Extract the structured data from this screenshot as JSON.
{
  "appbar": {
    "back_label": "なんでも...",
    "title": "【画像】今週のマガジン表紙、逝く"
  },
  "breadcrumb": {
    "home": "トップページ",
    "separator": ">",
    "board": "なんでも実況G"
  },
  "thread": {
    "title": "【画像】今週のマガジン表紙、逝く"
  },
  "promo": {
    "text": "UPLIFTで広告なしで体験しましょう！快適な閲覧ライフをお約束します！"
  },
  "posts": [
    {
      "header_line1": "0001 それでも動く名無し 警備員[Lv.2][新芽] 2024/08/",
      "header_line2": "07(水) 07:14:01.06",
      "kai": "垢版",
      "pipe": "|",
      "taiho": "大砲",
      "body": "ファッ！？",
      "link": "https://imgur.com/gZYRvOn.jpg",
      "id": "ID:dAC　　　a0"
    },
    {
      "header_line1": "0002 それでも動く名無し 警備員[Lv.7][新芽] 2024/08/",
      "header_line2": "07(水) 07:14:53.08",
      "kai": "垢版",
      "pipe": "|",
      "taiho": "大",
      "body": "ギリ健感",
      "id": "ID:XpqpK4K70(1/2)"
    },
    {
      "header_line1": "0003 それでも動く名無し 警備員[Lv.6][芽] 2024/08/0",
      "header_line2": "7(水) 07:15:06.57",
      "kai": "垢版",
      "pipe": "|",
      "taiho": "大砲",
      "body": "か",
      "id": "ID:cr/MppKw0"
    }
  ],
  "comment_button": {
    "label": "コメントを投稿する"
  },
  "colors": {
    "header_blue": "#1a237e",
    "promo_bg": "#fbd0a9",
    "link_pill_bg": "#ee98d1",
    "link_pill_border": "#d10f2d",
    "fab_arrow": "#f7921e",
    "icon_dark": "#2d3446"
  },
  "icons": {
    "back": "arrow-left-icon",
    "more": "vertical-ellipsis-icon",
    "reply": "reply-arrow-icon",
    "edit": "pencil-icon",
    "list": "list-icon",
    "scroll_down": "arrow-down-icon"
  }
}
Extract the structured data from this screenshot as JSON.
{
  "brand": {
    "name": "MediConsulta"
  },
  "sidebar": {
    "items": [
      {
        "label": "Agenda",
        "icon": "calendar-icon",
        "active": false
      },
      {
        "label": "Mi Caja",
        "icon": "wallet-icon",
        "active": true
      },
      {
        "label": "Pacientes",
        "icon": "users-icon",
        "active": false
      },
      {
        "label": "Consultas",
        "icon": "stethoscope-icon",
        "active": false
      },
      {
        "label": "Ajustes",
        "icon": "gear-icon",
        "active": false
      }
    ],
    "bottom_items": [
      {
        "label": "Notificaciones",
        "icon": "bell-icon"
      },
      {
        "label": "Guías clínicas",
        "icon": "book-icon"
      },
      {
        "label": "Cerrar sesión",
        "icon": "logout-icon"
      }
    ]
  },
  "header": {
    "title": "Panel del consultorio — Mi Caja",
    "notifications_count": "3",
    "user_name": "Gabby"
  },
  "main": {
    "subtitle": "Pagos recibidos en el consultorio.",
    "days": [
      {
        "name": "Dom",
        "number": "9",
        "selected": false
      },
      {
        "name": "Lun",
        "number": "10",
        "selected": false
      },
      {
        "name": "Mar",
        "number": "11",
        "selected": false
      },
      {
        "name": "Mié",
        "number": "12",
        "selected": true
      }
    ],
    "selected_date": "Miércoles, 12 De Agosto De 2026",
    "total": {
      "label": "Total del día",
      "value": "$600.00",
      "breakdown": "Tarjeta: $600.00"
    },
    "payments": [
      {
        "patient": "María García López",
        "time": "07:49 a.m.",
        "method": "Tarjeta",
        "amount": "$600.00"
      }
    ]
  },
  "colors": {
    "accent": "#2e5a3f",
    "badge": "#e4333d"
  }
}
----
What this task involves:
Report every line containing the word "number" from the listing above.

Reply to the task:
        "number": "9",
        "number": "10",
        "number": "11",
        "number": "12",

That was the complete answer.